Mr Hayne has recommended the abolition of trail commissions paid to brokers in the next year to 18 months, followed by the complete abolition of all commissions paid by lenders to brokers in the following year to 18 months.
“By shutting down brokers or making it harder for them, or making clients pay upfront fees… That’s basically putting more power into the banks,” Mr Bailey said.
Mr Bailey said 55 per cent of loans nationally were written through brokers.
“You’re going to take away that competition,” he said.
“There’s a lot of little banks that don’t have branches, so they rely on the broker channel to support them.
“And that’s how it creates competition. Even though the bulk of the loans still goes through the big banks, it creates competition within the broker channel, which is great for the customers.”
Mr Bailey said the proposed changes would make it more difficult for prospective home buyers in the Illawarra to get into the market.
He said this was because brokers are generally more skilled in different products through different banks.
“For example, some banks are more lenient with first home buyers, and it’ll make it harder for them when they have to go shopping around themselves.
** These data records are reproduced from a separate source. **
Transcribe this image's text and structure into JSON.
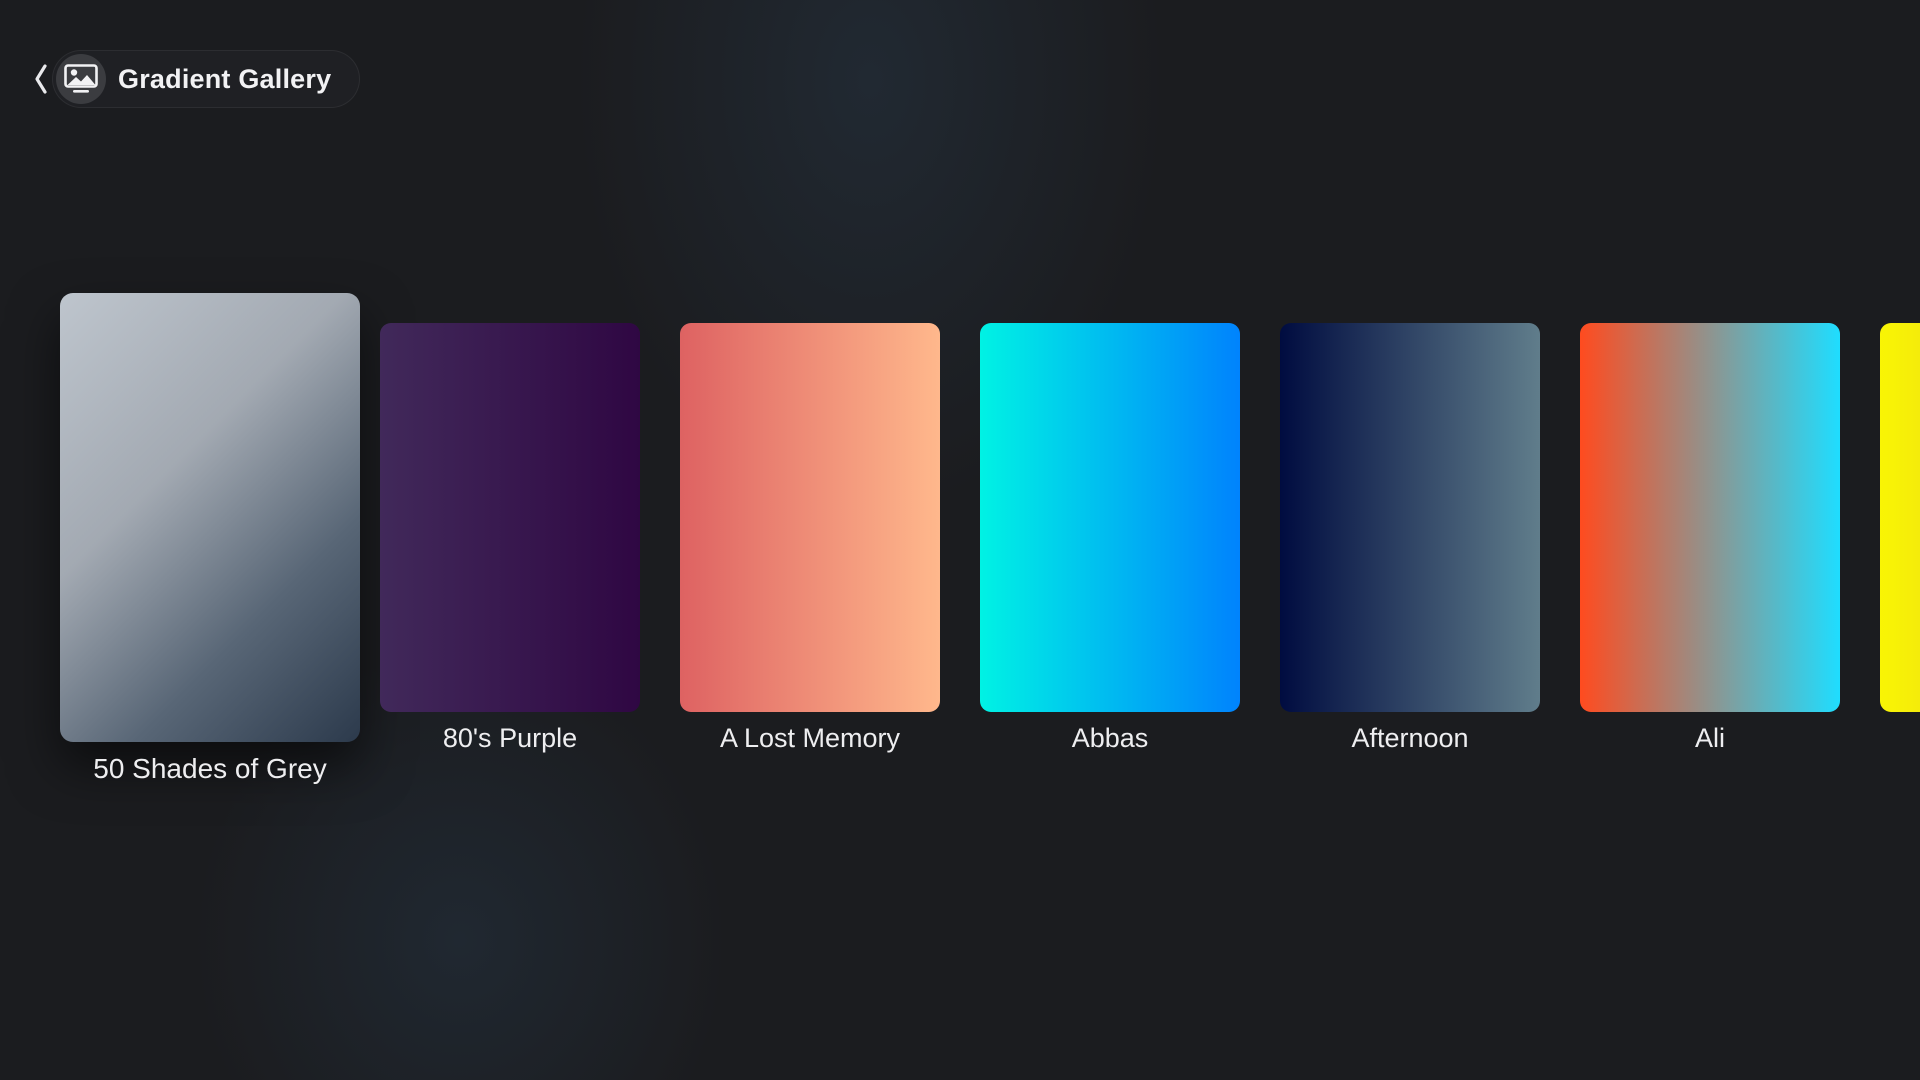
{
  "header": {
    "back_icon": "chevron-left-icon",
    "app_icon": "photo-frame-icon",
    "title": "Gradient Gallery"
  },
  "gallery": {
    "focused_index": 0,
    "items": [
      {
        "label": "50 Shades of Grey",
        "colors": [
          "#bdc3c7",
          "#2c3e50"
        ]
      },
      {
        "label": "80's Purple",
        "colors": [
          "#41295a",
          "#2f0743"
        ]
      },
      {
        "label": "A Lost Memory",
        "colors": [
          "#de6262",
          "#ffb88c"
        ]
      },
      {
        "label": "Abbas",
        "colors": [
          "#00f2e4",
          "#0083fd"
        ]
      },
      {
        "label": "Afternoon",
        "colors": [
          "#000c40",
          "#607d8b"
        ]
      },
      {
        "label": "Ali",
        "colors": [
          "#ff4b1f",
          "#1fddff"
        ]
      },
      {
        "label": "",
        "colors": [
          "#f9f504",
          "#f2e70d"
        ]
      }
    ]
  },
  "colors": {
    "background": "#1b1c1f",
    "text": "#eeeef0"
  }
}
“So you’d have a customer, it might be a young customer and a first home buyer, going down Crown Street trying to visit all the banks.
“And it’s just going to be hard for them; by the time they go through the second one they’re just going to accept what’s there.
“And that’s what the big banks do as it is; they make it difficult so you just go with whoever you can get it from.
“(Whereas) the brokers don’t care per se about what bank, they just care about what the best rate is for the customer, and who can do it efficiently for them.”
Mr Bailey said the changes would likely mean the broker industry “will get smaller, but I don’t believe it’s going to destroy it… Because they know it’s going to take away that competition”.